--- START ---

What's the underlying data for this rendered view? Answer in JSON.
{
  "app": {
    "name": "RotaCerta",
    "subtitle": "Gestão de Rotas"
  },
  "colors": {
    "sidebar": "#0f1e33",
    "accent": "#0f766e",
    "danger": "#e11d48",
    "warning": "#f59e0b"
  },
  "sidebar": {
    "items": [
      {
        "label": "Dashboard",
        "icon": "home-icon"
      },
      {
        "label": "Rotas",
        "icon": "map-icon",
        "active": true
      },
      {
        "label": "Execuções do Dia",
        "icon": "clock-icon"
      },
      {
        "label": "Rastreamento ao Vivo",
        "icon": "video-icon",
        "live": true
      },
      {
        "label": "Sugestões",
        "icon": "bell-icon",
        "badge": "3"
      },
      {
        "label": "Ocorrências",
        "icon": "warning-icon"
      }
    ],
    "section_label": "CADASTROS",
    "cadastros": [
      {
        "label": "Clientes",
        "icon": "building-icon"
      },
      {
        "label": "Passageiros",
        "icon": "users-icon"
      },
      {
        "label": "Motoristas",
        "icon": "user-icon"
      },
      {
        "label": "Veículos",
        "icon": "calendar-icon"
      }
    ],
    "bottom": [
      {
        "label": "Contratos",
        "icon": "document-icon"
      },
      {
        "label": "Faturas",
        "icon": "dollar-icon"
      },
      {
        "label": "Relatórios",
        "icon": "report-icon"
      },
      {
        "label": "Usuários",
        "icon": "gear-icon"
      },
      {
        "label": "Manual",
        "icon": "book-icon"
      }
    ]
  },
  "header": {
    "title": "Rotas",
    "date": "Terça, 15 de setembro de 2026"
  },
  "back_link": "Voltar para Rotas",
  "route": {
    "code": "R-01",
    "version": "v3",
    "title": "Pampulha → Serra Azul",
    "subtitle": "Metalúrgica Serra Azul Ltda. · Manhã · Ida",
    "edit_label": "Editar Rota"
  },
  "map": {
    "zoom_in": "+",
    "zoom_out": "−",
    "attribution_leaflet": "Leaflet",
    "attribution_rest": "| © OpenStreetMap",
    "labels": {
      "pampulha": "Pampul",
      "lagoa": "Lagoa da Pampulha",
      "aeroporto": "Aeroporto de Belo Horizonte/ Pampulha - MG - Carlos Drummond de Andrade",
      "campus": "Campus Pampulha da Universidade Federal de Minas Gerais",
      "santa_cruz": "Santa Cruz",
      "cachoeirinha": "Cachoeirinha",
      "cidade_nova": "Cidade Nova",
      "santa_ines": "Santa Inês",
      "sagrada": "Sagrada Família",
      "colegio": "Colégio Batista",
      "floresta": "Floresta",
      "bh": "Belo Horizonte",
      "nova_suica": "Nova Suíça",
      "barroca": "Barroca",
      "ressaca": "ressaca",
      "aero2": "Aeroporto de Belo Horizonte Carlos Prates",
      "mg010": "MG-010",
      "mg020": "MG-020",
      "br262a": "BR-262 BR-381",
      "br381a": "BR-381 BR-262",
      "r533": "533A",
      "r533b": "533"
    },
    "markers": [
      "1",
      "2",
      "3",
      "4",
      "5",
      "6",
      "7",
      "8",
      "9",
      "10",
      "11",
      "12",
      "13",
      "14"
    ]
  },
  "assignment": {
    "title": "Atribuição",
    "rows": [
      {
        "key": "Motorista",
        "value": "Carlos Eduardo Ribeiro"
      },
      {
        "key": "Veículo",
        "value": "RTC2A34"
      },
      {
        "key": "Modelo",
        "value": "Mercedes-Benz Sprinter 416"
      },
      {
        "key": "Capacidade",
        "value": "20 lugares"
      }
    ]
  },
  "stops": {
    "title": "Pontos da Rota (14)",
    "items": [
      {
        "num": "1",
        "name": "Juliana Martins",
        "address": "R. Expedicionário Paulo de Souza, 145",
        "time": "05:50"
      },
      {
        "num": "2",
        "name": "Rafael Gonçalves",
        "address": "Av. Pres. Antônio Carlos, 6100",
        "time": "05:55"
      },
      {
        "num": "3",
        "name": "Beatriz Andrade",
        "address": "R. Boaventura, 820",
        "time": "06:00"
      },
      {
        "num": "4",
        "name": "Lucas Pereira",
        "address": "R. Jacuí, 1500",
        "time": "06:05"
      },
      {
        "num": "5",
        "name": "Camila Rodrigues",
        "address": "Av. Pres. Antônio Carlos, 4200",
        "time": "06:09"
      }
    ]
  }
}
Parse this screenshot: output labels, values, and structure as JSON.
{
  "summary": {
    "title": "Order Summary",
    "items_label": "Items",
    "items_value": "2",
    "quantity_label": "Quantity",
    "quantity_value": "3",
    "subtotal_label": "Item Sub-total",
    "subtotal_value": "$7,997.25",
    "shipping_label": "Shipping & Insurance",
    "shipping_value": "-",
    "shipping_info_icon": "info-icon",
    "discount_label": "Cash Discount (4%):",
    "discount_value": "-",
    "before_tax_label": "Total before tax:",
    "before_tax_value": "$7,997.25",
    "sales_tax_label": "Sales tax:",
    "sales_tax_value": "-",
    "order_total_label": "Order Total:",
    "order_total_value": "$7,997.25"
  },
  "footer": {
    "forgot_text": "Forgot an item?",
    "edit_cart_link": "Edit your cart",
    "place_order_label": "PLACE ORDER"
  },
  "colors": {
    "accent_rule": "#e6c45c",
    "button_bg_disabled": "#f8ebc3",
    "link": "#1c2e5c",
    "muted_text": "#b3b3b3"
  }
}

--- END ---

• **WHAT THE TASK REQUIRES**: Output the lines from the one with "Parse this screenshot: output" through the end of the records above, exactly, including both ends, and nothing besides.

• **RESULT**:
Parse this screenshot: output labels, values, and structure as JSON.
{
  "summary": {
    "title": "Order Summary",
    "items_label": "Items",
    "items_value": "2",
    "quantity_label": "Quantity",
    "quantity_value": "3",
    "subtotal_label": "Item Sub-total",
    "subtotal_value": "$7,997.25",
    "shipping_label": "Shipping & Insurance",
    "shipping_value": "-",
    "shipping_info_icon": "info-icon",
    "discount_label": "Cash Discount (4%):",
    "discount_value": "-",
    "before_tax_label": "Total before tax:",
    "before_tax_value": "$7,997.25",
    "sales_tax_label": "Sales tax:",
    "sales_tax_value": "-",
    "order_total_label": "Order Total:",
    "order_total_value": "$7,997.25"
  },
  "footer": {
    "forgot_text": "Forgot an item?",
    "edit_cart_link": "Edit your cart",
    "place_order_label": "PLACE ORDER"
  },
  "colors": {
    "accent_rule": "#e6c45c",
    "button_bg_disabled": "#f8ebc3",
    "link": "#1c2e5c",
    "muted_text": "#b3b3b3"
  }
}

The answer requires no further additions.